Good point. However, many applications monetized on a larger scale are built on advertising models, which don't have to give a cut to Apple. But you're right, traditional, expensive, stand-alone software is going to take a hit.
On the other hand, its not like this will mean developers will lose money, they will just be paying more than they should for the value they get from the App Store. Actually, they're likely to make the same profit as their competitors who will also have to give a cut. Either way, Apple can always change its mind and give discounts for large volume sellers, expensive apps, etc, these rules aren't set in stone. Thats the best part about setting limits. Its easier to relax them than to set limits where none before existed.
And how much will the carrier expect to take out of that transaction? If you think they are going to do it for free or for less than they take on app sales for other handsets just because Google tells them so you are making a very dicey gamble.
Good point. I guess the only possible legal alternative to the AppStore is an application installed via the AppStore that does the same thing, but the odds of Apple allowing something like that to be listed on AppStore are near nil.
You are partially describing what GWT does. Except that it doesnt do much special in the way of CSS yet...
It's mainly a re-adjustment based upon the diminished chances of a microsoft buyout. I own MSFT stock (bought some speculatively, expected the deal to fall through, as it did), and at this point Yahoo seems, in fact, quite dead. (I don't mean its properties, but its corporate independence.) I suspect that when it becomes clear that a google deal will happen, yahoo will drop another 30-40 percent. It's really that bad.
What's keeping it up is the continued possibility of a stockholder revolt, which is precisely what needs to happen. (Supposedly, someone was organizing it, but I haven't followed along.) The stockholders need to oust the whole board, and replace it will a cleanup crew, who'll sell out to microsoft.
A google/yahoo buyout won't happen. The gov't (hopefully) wouldn't allow it.
This is starting to seem more common. Posts I see under new section that make me cringe inevitably shoot up to the top of front page. And seems like an increasing number of good posts are getting drowned out.
Agree downmod would be helpful. Even if it had a very high karma or HN usage period requirement in order to use I think it would help the community.

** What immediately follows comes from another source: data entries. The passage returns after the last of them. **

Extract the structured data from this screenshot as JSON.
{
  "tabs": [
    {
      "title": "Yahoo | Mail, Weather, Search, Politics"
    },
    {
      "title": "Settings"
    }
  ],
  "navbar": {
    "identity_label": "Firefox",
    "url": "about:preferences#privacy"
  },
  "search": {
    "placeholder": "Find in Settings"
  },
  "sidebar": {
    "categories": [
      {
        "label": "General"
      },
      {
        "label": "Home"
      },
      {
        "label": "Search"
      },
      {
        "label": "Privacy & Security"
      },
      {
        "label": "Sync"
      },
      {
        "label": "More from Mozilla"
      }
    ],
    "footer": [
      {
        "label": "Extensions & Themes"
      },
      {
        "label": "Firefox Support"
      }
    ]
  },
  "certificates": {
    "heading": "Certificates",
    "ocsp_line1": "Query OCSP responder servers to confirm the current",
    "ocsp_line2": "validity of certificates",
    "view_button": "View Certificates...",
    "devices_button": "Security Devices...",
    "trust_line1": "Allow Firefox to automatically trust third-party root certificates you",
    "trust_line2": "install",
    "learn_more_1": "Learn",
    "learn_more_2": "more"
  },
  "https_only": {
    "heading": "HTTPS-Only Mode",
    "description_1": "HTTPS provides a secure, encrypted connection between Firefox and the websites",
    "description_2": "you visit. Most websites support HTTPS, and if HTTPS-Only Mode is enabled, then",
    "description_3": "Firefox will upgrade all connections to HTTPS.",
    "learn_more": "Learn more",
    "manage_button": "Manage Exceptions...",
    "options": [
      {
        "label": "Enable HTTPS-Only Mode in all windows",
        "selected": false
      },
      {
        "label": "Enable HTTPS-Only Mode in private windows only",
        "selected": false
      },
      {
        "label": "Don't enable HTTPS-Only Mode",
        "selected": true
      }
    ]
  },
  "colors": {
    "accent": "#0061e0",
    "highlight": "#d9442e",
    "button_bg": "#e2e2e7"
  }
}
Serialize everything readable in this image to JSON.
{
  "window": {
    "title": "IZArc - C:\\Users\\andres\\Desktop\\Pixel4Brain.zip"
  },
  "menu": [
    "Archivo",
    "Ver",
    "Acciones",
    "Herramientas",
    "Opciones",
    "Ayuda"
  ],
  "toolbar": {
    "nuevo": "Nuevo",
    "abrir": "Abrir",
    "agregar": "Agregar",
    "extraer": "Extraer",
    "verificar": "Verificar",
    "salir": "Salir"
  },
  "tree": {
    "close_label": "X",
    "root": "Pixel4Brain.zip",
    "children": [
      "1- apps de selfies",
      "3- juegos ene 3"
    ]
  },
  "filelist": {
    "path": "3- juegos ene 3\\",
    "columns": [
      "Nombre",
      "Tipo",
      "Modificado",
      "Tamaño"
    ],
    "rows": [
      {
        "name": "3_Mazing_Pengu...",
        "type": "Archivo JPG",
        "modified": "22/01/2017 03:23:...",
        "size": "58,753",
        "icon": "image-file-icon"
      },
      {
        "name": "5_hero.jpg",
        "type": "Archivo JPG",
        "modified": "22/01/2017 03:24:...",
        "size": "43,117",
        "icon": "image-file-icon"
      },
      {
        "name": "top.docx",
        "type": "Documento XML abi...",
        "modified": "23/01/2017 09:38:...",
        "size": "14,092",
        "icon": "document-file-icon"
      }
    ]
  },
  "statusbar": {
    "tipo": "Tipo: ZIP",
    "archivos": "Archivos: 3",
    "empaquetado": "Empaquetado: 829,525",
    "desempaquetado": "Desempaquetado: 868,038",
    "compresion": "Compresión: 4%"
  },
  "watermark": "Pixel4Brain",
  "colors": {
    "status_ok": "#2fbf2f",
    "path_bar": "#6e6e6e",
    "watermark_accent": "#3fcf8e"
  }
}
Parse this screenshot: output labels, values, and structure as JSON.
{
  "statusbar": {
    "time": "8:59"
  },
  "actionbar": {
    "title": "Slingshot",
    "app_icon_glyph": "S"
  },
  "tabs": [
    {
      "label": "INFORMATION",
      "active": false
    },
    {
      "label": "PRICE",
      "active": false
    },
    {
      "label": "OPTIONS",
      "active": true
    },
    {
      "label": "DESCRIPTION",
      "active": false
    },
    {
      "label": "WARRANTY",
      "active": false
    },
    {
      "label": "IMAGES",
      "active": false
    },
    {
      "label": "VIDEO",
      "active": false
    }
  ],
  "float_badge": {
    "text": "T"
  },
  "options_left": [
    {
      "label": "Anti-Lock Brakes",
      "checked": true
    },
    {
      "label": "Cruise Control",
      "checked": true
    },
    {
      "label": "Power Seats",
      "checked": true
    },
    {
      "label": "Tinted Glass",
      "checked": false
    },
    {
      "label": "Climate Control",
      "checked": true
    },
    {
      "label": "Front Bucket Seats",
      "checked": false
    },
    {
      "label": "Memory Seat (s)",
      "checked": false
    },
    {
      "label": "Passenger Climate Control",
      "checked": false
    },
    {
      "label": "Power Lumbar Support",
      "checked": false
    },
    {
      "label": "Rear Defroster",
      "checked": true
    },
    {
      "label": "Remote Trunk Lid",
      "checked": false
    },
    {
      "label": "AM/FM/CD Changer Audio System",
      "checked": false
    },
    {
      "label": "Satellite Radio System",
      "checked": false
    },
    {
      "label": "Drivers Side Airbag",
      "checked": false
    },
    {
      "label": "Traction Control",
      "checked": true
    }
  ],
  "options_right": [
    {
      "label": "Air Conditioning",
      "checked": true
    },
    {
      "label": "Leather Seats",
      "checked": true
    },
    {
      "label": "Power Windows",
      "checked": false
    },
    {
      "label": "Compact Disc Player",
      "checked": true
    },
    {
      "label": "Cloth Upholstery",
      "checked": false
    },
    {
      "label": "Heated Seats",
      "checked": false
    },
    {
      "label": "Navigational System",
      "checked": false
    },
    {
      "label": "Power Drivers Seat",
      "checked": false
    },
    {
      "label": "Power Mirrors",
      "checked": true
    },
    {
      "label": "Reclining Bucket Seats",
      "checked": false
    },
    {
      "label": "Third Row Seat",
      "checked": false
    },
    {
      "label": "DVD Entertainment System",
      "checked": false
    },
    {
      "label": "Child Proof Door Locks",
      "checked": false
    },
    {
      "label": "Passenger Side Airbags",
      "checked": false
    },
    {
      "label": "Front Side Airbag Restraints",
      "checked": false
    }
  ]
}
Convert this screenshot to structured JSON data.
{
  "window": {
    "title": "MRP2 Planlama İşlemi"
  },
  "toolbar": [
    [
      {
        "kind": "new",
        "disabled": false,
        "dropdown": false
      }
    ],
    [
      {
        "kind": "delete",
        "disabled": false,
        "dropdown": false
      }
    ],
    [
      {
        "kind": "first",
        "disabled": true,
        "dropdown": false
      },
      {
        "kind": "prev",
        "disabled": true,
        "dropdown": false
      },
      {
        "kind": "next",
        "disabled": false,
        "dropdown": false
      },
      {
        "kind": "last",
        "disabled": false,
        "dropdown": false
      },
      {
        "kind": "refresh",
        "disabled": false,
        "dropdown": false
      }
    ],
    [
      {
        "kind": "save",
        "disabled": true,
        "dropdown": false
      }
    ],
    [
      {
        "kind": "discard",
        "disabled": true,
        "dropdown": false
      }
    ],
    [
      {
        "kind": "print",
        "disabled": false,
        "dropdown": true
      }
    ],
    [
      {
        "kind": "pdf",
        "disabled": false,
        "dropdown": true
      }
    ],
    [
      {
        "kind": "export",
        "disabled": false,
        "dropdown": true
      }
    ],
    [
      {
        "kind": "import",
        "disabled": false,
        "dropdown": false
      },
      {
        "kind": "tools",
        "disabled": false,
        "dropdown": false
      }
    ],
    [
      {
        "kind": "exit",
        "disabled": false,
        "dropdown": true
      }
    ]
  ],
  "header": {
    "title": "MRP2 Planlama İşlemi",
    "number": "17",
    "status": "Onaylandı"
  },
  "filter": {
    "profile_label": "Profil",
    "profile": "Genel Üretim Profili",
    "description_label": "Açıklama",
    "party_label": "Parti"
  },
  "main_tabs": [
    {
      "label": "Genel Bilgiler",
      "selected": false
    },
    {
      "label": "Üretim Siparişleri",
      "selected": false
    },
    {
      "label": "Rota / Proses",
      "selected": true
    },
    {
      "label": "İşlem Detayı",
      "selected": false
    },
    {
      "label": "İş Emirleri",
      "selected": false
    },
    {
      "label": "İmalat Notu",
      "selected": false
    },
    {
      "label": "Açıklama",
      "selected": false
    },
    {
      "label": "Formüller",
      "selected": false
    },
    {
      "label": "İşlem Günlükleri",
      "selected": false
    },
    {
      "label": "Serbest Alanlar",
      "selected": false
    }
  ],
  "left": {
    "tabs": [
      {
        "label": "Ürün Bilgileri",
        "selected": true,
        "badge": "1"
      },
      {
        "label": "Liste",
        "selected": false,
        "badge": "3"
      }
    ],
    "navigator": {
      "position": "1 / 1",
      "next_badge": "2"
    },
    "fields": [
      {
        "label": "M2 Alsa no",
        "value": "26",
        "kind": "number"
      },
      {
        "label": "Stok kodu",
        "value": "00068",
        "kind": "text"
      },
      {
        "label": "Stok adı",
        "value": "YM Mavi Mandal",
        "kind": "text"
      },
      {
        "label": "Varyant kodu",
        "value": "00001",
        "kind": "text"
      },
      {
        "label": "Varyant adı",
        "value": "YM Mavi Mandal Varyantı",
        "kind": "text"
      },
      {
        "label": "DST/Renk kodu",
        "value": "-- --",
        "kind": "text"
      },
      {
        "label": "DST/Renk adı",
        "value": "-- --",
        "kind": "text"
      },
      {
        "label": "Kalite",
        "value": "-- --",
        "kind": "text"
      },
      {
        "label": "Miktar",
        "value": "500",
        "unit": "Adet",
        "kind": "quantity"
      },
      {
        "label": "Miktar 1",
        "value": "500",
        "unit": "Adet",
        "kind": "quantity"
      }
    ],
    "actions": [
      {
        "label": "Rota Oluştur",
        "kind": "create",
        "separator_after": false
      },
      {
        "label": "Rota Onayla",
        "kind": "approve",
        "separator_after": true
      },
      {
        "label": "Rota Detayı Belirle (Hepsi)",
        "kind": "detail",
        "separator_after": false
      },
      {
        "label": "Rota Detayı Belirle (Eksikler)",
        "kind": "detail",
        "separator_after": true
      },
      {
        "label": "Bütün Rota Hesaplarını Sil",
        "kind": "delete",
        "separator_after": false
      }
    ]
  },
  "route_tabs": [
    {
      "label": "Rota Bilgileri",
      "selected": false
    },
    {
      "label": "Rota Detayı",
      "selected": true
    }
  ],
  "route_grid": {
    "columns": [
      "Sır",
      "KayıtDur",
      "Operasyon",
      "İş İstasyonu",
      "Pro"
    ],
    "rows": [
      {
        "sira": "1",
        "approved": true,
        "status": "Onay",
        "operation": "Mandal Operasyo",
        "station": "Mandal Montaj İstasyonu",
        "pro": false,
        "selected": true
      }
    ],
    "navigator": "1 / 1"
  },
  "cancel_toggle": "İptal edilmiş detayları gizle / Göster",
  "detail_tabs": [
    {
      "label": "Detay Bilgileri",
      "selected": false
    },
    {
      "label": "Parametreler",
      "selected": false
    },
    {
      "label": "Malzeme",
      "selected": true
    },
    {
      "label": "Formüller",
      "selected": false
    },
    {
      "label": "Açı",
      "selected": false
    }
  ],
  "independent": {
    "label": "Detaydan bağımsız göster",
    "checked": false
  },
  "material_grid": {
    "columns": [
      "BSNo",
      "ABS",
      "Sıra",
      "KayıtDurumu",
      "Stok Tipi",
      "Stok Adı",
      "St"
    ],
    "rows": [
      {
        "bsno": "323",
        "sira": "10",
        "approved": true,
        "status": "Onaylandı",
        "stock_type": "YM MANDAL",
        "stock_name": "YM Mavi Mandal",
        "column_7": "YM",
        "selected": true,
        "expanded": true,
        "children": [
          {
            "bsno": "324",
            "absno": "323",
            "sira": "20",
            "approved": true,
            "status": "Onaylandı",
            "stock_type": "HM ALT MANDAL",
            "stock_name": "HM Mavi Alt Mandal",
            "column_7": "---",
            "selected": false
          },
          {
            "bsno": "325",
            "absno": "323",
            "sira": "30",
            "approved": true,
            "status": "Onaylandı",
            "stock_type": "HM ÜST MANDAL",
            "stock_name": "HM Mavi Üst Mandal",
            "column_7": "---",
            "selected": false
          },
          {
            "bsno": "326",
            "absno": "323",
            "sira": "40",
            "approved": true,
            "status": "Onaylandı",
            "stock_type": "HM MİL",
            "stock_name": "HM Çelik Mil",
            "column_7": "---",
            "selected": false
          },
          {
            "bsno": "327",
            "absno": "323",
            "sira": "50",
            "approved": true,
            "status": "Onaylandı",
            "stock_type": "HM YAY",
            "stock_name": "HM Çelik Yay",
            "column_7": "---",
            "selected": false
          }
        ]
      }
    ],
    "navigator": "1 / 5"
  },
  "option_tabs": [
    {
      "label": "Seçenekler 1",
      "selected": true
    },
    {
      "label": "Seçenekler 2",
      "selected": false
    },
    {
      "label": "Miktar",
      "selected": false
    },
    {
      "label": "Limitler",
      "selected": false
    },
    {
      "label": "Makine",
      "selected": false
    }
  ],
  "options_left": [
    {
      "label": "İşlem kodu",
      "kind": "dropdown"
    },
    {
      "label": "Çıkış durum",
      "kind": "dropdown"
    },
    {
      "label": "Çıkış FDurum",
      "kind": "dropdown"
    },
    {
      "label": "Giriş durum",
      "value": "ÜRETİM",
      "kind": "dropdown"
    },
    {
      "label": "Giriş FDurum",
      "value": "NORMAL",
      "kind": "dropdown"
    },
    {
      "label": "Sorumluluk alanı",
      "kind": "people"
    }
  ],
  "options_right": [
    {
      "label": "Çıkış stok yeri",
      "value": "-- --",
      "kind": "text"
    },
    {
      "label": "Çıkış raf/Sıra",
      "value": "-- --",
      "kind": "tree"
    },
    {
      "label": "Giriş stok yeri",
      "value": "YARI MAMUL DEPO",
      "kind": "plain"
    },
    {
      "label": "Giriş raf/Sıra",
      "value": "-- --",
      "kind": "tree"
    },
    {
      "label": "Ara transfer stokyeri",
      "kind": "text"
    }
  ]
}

With the iPhone though we are potentially talking about the platform of the future.
Do you want a single monopoly controlling this? That type of situation has historically been bad for innovation.
As an analogy, how would things be if every internet web app created had to operate at the mercy of another company? Startup A has a great idea and wants to release an innovative new webapp. But they need to pay and have permission to do so, must operate in a tightly defined sandbox, and must share profits that they make. And the webapp could be kicked off the internet at anytime for breaking these rules.
Depends if I'm taking the perspective of a start-up founder or a developer.
As a founder I would understand the business strategy taken by Apple who naturally aims to keep a maintainable standard in it's softwares components.
Keeping technical standards is pretty common for any company acting as a platform. In this scenario the end goal seems to be ensuring a level of performance.
A company who decides to create an innovative app should of considered whether or not it can meet those standards.
Otherwise their time creating something innovative should of been applied to a better market or when the platform in place can handle the innovation.
By the way, the smart phone market is far from monopolistic so I'm not really worried.
You are definitely not alone. I'm pretty worried myself. A phone to realistically compete with the iPhone (especially at its new lower price point) is nowhere in site and the walled garden seems to grow with each Apple announcement.
AppStore could be another Facebook platform situation where Apple kills startups at will simply by releasing their own version of a application. And Apple wont need to push icon updates, their apps can run as background services just fine.
I'd like to be optimistic about other emerging mobile platforms, but everyone else is so dreadfully far behind and thats a bit concerning for a developer.